In my mind, I see Moses and Aaron dejectedly trudging back to camp and gathering the people together. Their thinking was something along the lines of, “This is treating the symptom rather than the problem.” And before you know it, Moses had exploded in anger and said what he thought Yahweh should have said. He called the people “rebels” (v. 10). He struck the rock twice with the staff rather than speaking to it as he had been instructed to do. God was not pleased and told him, “Because you did not trust in Me enough to honor Me is the sight of the Israelites; you will not bring this community into the land I give them,” (v. 12).
Note the underlying cause—“you did not trust in Me enough.” Ouch! That’s the same crime that is keeping the people of Moses’ generation out of the promised land (Deuteronomy 1:32)—and now he was part of that! He and Aaron had fallen into the same sin that Israel did.
Israel’s need for water was legitimate (even though their response was over the top). They didn’t have any water. As Olson has pointed out, we’re conditioned by their constant complaining (beginning in 11:1ff) to view all subsequent behavior as more of the same. That’s probably not a good assumption. Moses and Aaron apparently made that assumption and it got them into trouble.
That Moses was angry is evident from his words. That he was out of control and taking matters into his own hands was demonstrated by his failure to follow God’s instructions. He had misjudged the situation, allowed himself to be worked into a rage, and taken things into his own hands. He hadn’t trusted God or treated Him as holy (v. 12). He had more or less put himself in the position of God. As a result, neither he nor Aaron would lead Israel into the promised land.
It seems to me there are some real lessons for leadership in this incident. Israel was certainly guilty of complaining many times for no good reason. Leaders often deal with complaints and problems that are reoccurring. It’s a temptation to do what Moses did and be dismissive of these. Assumptions are something we all make, but leaders need to exercise due diligence to make sure that what they think is happening is really what is happening.

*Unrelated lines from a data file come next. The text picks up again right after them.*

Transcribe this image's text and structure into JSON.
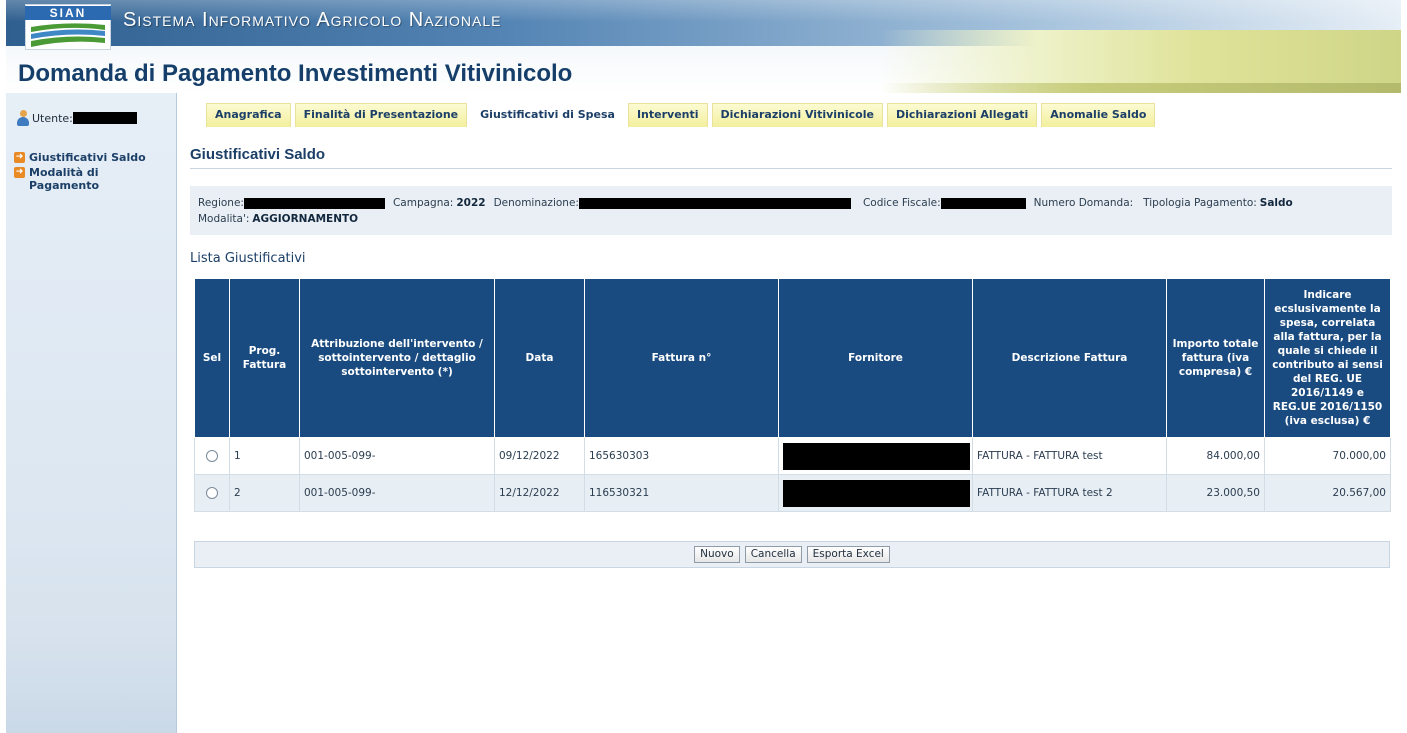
{
  "header": {
    "logo_text": "SIAN",
    "system_name": "Sistema Informativo Agricolo Nazionale",
    "page_title": "Domanda di Pagamento Investimenti Vitivinicolo"
  },
  "sidebar": {
    "user_label": "Utente:",
    "items": [
      {
        "label": "Giustificativi Saldo"
      },
      {
        "label": "Modalità di Pagamento"
      }
    ]
  },
  "tabs": [
    {
      "label": "Anagrafica"
    },
    {
      "label": "Finalità di Presentazione"
    },
    {
      "label": "Giustificativi di Spesa",
      "active": true
    },
    {
      "label": "Interventi"
    },
    {
      "label": "Dichiarazioni Vitivinicole"
    },
    {
      "label": "Dichiarazioni Allegati"
    },
    {
      "label": "Anomalie Saldo"
    }
  ],
  "section_title": "Giustificativi Saldo",
  "info": {
    "regione_label": "Regione:",
    "campagna_label": "Campagna:",
    "campagna_value": "2022",
    "denominazione_label": "Denominazione:",
    "codice_fiscale_label": "Codice Fiscale:",
    "numero_domanda_label": "Numero Domanda:",
    "tipologia_label": "Tipologia Pagamento:",
    "tipologia_value": "Saldo",
    "modalita_label": "Modalita':",
    "modalita_value": "AGGIORNAMENTO"
  },
  "list_title": "Lista Giustificativi",
  "table": {
    "headers": {
      "sel": "Sel",
      "prog": "Prog. Fattura",
      "attribuzione": "Attribuzione dell'intervento / sottointervento / dettaglio sottointervento (*)",
      "data": "Data",
      "fattura": "Fattura n°",
      "fornitore": "Fornitore",
      "descrizione": "Descrizione Fattura",
      "importo": "Importo totale fattura (iva compresa) €",
      "spesa": "Indicare ecslusivamente la spesa, correlata alla fattura, per la quale si chiede il contributo ai sensi del REG. UE 2016/1149 e REG.UE 2016/1150 (iva esclusa) €"
    },
    "rows": [
      {
        "prog": "1",
        "attribuzione": "001-005-099-",
        "data": "09/12/2022",
        "fattura": "165630303",
        "descrizione": "FATTURA - FATTURA test",
        "importo": "84.000,00",
        "spesa": "70.000,00"
      },
      {
        "prog": "2",
        "attribuzione": "001-005-099-",
        "data": "12/12/2022",
        "fattura": "116530321",
        "descrizione": "FATTURA - FATTURA test 2",
        "importo": "23.000,50",
        "spesa": "20.567,00"
      }
    ]
  },
  "buttons": {
    "nuovo": "Nuovo",
    "cancella": "Cancella",
    "esporta": "Esporta Excel"
  }
}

Another lesson concerns the assumption Moses made about how he thought Yahweh should have responded to Israel’s complaining. Even though they were in genuine need of water, Israel certainly over-dramatized their situation. God chose not to punish them for that. (Perhaps He made allowance for them because of all the suffering and death they had experienced). Whatever it was, it was the right decision and Moses should have accepted it. Leaders, like everyone else, have to learn how to move on when things don’t turn out the way they thought they should.
Moses and Aaron were forgiven by God of their sin as all followers are, but they had to live with the consequences. I think his and Aaron’s death outside of Canaan had to be a powerful lesson to the generation entering the land. God was not to be trifled with by anyone!